Work to be completed: Output the entries verbatim, including every line.

Dataset rows for apps and sites:

.....

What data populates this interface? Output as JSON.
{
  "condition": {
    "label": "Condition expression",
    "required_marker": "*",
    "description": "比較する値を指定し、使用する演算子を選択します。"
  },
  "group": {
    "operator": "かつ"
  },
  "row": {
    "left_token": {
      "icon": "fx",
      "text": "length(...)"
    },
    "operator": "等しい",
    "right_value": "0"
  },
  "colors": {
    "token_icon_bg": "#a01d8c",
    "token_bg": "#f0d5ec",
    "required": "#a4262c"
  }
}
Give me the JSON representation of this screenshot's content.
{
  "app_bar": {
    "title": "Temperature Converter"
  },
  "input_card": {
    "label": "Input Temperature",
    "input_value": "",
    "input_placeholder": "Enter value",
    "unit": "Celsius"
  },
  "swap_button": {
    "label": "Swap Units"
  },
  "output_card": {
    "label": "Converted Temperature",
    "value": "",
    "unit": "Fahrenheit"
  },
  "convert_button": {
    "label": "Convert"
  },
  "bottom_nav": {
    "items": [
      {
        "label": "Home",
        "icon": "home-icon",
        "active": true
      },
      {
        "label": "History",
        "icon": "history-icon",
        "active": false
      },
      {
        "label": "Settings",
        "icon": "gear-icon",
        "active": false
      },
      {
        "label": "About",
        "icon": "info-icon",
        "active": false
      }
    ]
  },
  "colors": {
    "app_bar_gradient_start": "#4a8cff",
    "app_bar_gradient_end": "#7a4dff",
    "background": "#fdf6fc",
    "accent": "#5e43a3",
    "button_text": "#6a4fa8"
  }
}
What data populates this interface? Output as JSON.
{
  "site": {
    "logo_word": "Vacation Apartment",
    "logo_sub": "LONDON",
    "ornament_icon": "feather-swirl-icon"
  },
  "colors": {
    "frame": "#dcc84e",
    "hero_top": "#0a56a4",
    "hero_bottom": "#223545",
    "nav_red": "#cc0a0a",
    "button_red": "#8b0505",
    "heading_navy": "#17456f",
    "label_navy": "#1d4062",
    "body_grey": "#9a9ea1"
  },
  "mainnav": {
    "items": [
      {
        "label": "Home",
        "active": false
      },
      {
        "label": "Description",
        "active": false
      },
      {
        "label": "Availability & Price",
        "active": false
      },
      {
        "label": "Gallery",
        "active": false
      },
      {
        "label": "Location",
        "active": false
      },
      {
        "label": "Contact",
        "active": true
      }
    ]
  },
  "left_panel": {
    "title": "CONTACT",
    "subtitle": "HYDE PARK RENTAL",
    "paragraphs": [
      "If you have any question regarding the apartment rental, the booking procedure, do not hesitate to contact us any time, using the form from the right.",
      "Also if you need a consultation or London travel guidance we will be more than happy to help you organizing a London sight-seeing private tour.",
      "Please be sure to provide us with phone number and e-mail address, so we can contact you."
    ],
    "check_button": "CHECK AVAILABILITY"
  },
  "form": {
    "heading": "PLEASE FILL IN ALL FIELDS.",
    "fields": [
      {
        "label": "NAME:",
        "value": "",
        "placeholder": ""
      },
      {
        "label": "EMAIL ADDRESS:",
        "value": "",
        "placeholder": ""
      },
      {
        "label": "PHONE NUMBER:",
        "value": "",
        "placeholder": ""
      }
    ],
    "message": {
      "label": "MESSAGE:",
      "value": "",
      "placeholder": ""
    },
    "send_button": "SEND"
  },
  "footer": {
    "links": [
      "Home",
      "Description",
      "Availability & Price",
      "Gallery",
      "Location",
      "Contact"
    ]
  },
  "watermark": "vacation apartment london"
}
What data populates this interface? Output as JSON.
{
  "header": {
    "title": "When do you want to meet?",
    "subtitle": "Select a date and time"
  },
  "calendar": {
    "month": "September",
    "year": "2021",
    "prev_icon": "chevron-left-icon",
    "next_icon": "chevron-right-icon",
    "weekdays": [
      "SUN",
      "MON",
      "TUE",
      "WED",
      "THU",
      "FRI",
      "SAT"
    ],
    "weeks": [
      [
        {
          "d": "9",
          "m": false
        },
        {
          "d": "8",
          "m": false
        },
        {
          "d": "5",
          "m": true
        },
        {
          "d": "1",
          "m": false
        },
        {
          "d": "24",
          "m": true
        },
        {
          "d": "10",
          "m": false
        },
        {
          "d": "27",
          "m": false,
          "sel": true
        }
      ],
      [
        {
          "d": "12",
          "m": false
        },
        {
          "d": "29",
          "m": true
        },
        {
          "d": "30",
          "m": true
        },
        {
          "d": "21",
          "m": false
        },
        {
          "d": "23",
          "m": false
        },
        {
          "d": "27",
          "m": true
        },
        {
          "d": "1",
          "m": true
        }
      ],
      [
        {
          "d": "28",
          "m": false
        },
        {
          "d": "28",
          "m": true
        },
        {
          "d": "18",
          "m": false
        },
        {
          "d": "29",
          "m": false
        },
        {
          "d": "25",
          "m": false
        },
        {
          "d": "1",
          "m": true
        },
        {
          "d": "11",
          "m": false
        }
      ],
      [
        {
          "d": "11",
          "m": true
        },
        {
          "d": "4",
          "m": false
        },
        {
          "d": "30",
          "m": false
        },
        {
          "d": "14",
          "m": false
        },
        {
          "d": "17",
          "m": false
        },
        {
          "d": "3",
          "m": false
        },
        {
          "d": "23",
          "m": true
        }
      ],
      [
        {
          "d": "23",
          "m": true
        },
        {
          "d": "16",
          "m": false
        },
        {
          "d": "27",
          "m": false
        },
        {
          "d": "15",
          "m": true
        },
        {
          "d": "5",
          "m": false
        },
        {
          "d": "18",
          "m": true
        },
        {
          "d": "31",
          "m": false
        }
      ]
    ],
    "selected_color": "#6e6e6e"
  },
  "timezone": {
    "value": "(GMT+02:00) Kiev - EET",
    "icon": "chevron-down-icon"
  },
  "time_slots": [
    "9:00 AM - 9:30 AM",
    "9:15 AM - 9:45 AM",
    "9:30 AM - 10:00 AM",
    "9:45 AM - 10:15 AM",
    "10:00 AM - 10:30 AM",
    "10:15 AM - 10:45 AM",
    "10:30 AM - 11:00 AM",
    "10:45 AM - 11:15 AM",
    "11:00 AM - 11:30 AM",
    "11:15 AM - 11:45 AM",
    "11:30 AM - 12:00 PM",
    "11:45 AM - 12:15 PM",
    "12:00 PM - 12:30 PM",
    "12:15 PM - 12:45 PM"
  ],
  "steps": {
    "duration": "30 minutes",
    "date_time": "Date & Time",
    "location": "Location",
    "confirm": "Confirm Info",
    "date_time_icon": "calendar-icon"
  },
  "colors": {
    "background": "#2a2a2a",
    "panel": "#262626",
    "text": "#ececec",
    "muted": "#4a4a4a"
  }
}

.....

Exercise output:
What data populates this interface? Output as JSON.
{
  "condition": {
    "label": "Condition expression",
    "required_marker": "*",
    "description": "比較する値を指定し、使用する演算子を選択します。"
  },
  "group": {
    "operator": "かつ"
  },
  "row": {
    "left_token": {
      "icon": "fx",
      "text": "length(...)"
    },
    "operator": "等しい",
    "right_value": "0"
  },
  "colors": {
    "token_icon_bg": "#a01d8c",
    "token_bg": "#f0d5ec",
    "required": "#a4262c"
  }
}
Give me the JSON representation of this screenshot's content.
{
  "app_bar": {
    "title": "Temperature Converter"
  },
  "input_card": {
    "label": "Input Temperature",
    "input_value": "",
    "input_placeholder": "Enter value",
    "unit": "Celsius"
  },
  "swap_button": {
    "label": "Swap Units"
  },
  "output_card": {
    "label": "Converted Temperature",
    "value": "",
    "unit": "Fahrenheit"
  },
  "convert_button": {
    "label": "Convert"
  },
  "bottom_nav": {
    "items": [
      {
        "label": "Home",
        "icon": "home-icon",
        "active": true
      },
      {
        "label": "History",
        "icon": "history-icon",
        "active": false
      },
      {
        "label": "Settings",
        "icon": "gear-icon",
        "active": false
      },
      {
        "label": "About",
        "icon": "info-icon",
        "active": false
      }
    ]
  },
  "colors": {
    "app_bar_gradient_start": "#4a8cff",
    "app_bar_gradient_end": "#7a4dff",
    "background": "#fdf6fc",
    "accent": "#5e43a3",
    "button_text": "#6a4fa8"
  }
}
What data populates this interface? Output as JSON.
{
  "site": {
    "logo_word": "Vacation Apartment",
    "logo_sub": "LONDON",
    "ornament_icon": "feather-swirl-icon"
  },
  "colors": {
    "frame": "#dcc84e",
    "hero_top": "#0a56a4",
    "hero_bottom": "#223545",
    "nav_red": "#cc0a0a",
    "button_red": "#8b0505",
    "heading_navy": "#17456f",
    "label_navy": "#1d4062",
    "body_grey": "#9a9ea1"
  },
  "mainnav": {
    "items": [
      {
        "label": "Home",
        "active": false
      },
      {
        "label": "Description",
        "active": false
      },
      {
        "label": "Availability & Price",
        "active": false
      },
      {
        "label": "Gallery",
        "active": false
      },
      {
        "label": "Location",
        "active": false
      },
      {
        "label": "Contact",
        "active": true
      }
    ]
  },
  "left_panel": {
    "title": "CONTACT",
    "subtitle": "HYDE PARK RENTAL",
    "paragraphs": [
      "If you have any question regarding the apartment rental, the booking procedure, do not hesitate to contact us any time, using the form from the right.",
      "Also if you need a consultation or London travel guidance we will be more than happy to help you organizing a London sight-seeing private tour.",
      "Please be sure to provide us with phone number and e-mail address, so we can contact you."
    ],
    "check_button": "CHECK AVAILABILITY"
  },
  "form": {
    "heading": "PLEASE FILL IN ALL FIELDS.",
    "fields": [
      {
        "label": "NAME:",
        "value": "",
        "placeholder": ""
      },
      {
        "label": "EMAIL ADDRESS:",
        "value": "",
        "placeholder": ""
      },
      {
        "label": "PHONE NUMBER:",
        "value": "",
        "placeholder": ""
      }
    ],
    "message": {
      "label": "MESSAGE:",
      "value": "",
      "placeholder": ""
    },
    "send_button": "SEND"
  },
  "footer": {
    "links": [
      "Home",
      "Description",
      "Availability & Price",
      "Gallery",
      "Location",
      "Contact"
    ]
  },
  "watermark": "vacation apartment london"
}
What data populates this interface? Output as JSON.
{
  "header": {
    "title": "When do you want to meet?",
    "subtitle": "Select a date and time"
  },
  "calendar": {
    "month": "September",
    "year": "2021",
    "prev_icon": "chevron-left-icon",
    "next_icon": "chevron-right-icon",
    "weekdays": [
      "SUN",
      "MON",
      "TUE",
      "WED",
      "THU",
      "FRI",
      "SAT"
    ],
    "weeks": [
      [
        {
          "d": "9",
          "m": false
        },
        {
          "d": "8",
          "m": false
        },
        {
          "d": "5",
          "m": true
        },
        {
          "d": "1",
          "m": false
        },
        {
          "d": "24",
          "m": true
        },
        {
          "d": "10",
          "m": false
        },
        {
          "d": "27",
          "m": false,
          "sel": true
        }
      ],
      [
        {
          "d": "12",
          "m": false
        },
        {
          "d": "29",
          "m": true
        },
        {
          "d": "30",
          "m": true
        },
        {
          "d": "21",
          "m": false
        },
        {
          "d": "23",
          "m": false
        },
        {
          "d": "27",
          "m": true
        },
        {
          "d": "1",
          "m": true
        }
      ],
      [
        {
          "d": "28",
          "m": false
        },
        {
          "d": "28",
          "m": true
        },
        {
          "d": "18",
          "m": false
        },
        {
          "d": "29",
          "m": false
        },
        {
          "d": "25",
          "m": false
        },
        {
          "d": "1",
          "m": true
        },
        {
          "d": "11",
          "m": false
        }
      ],
      [
        {
          "d": "11",
          "m": true
        },
        {
          "d": "4",
          "m": false
        },
        {
          "d": "30",
          "m": false
        },
        {
          "d": "14",
          "m": false
        },
        {
          "d": "17",
          "m": false
        },
        {
          "d": "3",
          "m": false
        },
        {
          "d": "23",
          "m": true
        }
      ],
      [
        {
          "d": "23",
          "m": true
        },
        {
          "d": "16",
          "m": false
        },
        {
          "d": "27",
          "m": false
        },
        {
          "d": "15",
          "m": true
        },
        {
          "d": "5",
          "m": false
        },
        {
          "d": "18",
          "m": true
        },
        {
          "d": "31",
          "m": false
        }
      ]
    ],
    "selected_color": "#6e6e6e"
  },
  "timezone": {
    "value": "(GMT+02:00) Kiev - EET",
    "icon": "chevron-down-icon"
  },
  "time_slots": [
    "9:00 AM - 9:30 AM",
    "9:15 AM - 9:45 AM",
    "9:30 AM - 10:00 AM",
    "9:45 AM - 10:15 AM",
    "10:00 AM - 10:30 AM",
    "10:15 AM - 10:45 AM",
    "10:30 AM - 11:00 AM",
    "10:45 AM - 11:15 AM",
    "11:00 AM - 11:30 AM",
    "11:15 AM - 11:45 AM",
    "11:30 AM - 12:00 PM",
    "11:45 AM - 12:15 PM",
    "12:00 PM - 12:30 PM",
    "12:15 PM - 12:45 PM"
  ],
  "steps": {
    "duration": "30 minutes",
    "date_time": "Date & Time",
    "location": "Location",
    "confirm": "Confirm Info",
    "date_time_icon": "calendar-icon"
  },
  "colors": {
    "background": "#2a2a2a",
    "panel": "#262626",
    "text": "#ececec",
    "muted": "#4a4a4a"
  }
}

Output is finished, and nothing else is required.